Radiation ended just three days before Christmas. Kaylee and Alex were spending Christmas in Lynden……and I told Liberty not to waste her money flying home as I knew it would be difficult for her, and that Dave would not be really enjoying the day as he was hurting so much from the damage that radiation had done to his throat. So, it was just Dave, me and the boys that year. We had a good time, but it was so hard. Just thinking about it brings tears to my eyes.
We had all looked at the end of radiation as the end of the struggle…..oh boy were we wrong. The struggle continued for months, which turned into about a year. Radiation is HARD to recover from. It keeps on working in your system even when the treatment is over. Getting Dave to eat enough food to start putting weight back on was hard…..a daily struggle. When April came, he went up to visit Kaylee for two weeks. He needed it and I needed it. Kaylee showed him what a true food Nazi was……..she put an app on his phone and made him eat the required 2500 calories each day.

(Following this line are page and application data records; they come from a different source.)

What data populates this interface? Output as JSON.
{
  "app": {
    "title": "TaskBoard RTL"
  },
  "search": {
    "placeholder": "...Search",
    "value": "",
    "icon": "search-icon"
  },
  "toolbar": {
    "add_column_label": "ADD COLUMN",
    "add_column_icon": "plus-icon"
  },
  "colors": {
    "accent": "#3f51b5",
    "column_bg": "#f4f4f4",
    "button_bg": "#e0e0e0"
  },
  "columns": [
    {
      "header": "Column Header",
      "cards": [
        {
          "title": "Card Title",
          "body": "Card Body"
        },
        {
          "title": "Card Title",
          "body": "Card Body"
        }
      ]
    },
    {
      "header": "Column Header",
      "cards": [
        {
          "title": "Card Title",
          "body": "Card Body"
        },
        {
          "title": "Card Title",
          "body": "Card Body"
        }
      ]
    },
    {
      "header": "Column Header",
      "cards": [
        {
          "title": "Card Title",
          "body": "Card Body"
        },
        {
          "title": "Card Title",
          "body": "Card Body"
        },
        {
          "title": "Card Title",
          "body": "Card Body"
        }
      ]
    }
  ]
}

Slowly Dave started gaining weight. Slowly he started getting stronger. Slowly, we started living again. Doing the things that we love. As I sit here two years later and look back, it is still hard to put into words what this journey has been like. It has been one of the hardest things I’ve every been through. Yet, here we are two years later. Dave is healthy again, and he is singing which many thought he would never do. God has been with us through all of this, and He continues to walk by our side. As those of you who have been through the cancer battle know, it never goes away. Dave continues to get “scoped” every three months and so far those have come back clear. I won’t lie……each time he has an appointment, we sit in fear that we are going to hear the dreaded words “it’s back”, but so far, so good. At his last appointment with Dr. Anderson, he told us that if we can make it to the two year mark (from the end of treatment) with everything remaining clear, that Dave’s chances of being “cured” (which they won’t say until five years) go up substantially. As we get closer to that two year mark, we are both starting to breathe just a little easier……..hoping and praying that we continue to hear those beautiful words “all clear”.

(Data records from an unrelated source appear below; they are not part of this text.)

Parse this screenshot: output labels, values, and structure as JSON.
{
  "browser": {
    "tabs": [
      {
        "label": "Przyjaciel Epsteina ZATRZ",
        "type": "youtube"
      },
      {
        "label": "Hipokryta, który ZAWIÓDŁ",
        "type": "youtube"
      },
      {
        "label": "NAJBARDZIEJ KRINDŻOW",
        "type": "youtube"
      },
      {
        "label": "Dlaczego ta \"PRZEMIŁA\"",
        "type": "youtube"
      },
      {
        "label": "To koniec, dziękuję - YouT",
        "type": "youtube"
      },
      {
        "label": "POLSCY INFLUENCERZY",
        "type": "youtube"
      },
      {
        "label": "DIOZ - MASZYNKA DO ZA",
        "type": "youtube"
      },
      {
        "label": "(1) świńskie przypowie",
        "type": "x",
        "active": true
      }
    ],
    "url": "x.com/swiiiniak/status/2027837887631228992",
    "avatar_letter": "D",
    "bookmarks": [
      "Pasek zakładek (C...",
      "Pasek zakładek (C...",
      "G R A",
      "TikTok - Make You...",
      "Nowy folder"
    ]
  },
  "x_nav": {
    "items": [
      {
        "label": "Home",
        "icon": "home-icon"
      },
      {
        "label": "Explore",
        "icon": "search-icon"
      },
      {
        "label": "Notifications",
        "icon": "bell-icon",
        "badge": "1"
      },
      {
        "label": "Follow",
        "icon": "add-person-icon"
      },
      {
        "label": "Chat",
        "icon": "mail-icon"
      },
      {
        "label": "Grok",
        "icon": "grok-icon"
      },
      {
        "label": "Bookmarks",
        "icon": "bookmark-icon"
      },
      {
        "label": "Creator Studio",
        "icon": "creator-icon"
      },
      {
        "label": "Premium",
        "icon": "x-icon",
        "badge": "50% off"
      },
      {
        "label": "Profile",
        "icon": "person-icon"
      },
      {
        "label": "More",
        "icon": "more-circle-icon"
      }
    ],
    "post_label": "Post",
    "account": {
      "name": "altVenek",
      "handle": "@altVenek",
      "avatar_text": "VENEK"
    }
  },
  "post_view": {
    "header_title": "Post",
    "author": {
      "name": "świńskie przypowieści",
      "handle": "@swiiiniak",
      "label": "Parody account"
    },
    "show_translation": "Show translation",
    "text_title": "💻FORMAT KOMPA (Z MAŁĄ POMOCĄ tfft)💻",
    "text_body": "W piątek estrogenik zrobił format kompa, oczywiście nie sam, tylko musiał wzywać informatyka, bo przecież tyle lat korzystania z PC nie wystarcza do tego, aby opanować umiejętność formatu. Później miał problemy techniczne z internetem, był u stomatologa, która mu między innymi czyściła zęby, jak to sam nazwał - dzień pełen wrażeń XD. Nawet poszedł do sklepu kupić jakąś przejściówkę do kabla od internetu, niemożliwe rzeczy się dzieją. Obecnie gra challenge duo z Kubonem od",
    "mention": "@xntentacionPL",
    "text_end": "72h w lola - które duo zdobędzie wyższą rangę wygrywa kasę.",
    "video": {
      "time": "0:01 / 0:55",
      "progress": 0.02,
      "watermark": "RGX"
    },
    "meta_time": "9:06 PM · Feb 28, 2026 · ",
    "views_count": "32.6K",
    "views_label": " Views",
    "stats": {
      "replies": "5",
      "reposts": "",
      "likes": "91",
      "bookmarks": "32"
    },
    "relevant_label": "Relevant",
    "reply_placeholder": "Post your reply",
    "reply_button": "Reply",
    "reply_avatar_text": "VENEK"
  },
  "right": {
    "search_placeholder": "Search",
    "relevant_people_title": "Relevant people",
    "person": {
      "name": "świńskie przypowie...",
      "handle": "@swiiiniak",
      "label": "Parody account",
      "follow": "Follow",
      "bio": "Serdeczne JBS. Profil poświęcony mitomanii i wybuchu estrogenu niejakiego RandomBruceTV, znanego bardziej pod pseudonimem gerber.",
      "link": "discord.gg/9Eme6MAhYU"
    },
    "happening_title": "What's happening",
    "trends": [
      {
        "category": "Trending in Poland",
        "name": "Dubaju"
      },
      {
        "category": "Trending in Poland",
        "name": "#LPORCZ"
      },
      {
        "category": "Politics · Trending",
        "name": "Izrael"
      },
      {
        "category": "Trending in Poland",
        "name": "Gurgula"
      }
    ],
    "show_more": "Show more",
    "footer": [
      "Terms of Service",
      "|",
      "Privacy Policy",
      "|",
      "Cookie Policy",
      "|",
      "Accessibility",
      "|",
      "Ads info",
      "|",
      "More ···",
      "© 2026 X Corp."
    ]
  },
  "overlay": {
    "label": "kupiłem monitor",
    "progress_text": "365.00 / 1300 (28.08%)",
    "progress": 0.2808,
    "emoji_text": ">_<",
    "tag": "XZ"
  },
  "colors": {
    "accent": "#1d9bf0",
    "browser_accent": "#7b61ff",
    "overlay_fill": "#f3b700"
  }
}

Two years later, we are still standing, still hoping, still loving and still looking to the future.